**Exercise directions**
Within these entries, which lines include the string "level"? Copy each one.

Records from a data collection
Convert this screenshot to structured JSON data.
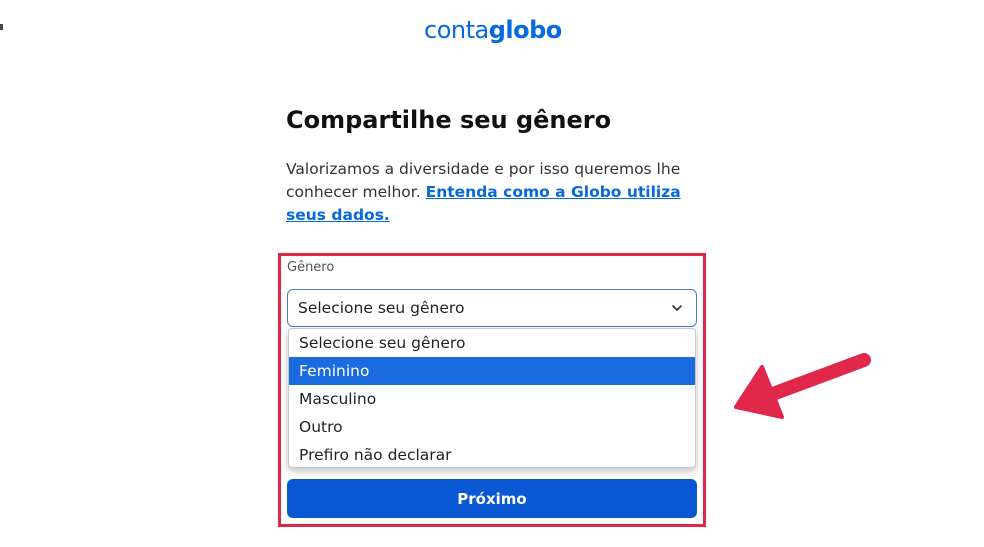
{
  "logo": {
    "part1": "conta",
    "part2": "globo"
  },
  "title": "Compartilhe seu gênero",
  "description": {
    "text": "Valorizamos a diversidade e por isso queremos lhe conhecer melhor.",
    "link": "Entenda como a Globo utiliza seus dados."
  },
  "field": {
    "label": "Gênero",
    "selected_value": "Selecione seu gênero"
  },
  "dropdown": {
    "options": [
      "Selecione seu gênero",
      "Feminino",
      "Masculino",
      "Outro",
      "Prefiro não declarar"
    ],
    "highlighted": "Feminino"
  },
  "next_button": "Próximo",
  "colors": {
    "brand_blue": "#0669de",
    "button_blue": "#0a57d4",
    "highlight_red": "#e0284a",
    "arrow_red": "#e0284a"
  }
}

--

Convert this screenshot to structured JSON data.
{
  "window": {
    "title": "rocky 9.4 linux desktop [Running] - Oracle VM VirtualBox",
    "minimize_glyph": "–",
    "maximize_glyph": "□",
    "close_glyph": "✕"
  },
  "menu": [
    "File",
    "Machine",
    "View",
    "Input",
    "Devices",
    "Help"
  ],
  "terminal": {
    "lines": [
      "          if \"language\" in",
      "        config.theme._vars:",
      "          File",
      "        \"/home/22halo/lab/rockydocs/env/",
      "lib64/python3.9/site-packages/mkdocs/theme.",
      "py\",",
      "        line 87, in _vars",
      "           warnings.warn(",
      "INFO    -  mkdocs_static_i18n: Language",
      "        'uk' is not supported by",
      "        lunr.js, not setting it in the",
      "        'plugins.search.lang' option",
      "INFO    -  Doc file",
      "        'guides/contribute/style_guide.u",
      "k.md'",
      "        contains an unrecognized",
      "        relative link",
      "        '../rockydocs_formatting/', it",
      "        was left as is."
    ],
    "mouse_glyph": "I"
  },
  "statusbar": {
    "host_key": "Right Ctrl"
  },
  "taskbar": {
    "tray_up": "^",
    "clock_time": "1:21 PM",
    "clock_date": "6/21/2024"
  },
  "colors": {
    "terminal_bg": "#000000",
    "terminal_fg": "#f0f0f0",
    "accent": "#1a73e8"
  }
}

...

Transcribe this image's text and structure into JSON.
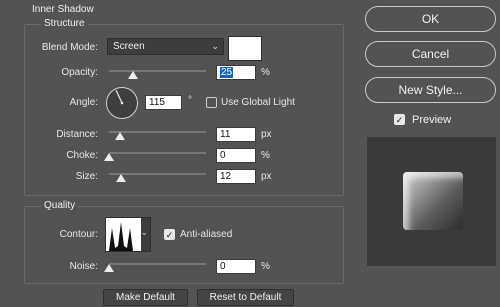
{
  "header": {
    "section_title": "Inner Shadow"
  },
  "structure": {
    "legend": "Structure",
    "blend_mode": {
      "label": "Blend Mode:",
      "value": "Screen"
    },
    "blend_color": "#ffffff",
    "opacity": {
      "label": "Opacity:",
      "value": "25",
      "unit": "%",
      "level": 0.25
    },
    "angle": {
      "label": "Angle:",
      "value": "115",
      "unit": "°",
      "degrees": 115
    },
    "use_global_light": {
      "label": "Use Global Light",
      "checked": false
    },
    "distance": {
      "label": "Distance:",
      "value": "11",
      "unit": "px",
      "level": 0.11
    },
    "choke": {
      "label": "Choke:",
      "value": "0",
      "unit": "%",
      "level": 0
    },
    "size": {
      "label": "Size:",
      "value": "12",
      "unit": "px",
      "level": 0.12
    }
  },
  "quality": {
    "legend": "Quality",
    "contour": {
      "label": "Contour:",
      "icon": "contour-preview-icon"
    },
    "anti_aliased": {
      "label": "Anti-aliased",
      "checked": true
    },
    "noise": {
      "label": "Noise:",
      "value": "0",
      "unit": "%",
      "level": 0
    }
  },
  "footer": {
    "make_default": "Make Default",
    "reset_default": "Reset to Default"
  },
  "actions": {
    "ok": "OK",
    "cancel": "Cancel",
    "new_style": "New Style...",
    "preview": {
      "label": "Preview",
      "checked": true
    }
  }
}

**Written response**
      "level": 0.25
      "level": 0.11
      "level": 0
      "level": 0.12
      "level": 0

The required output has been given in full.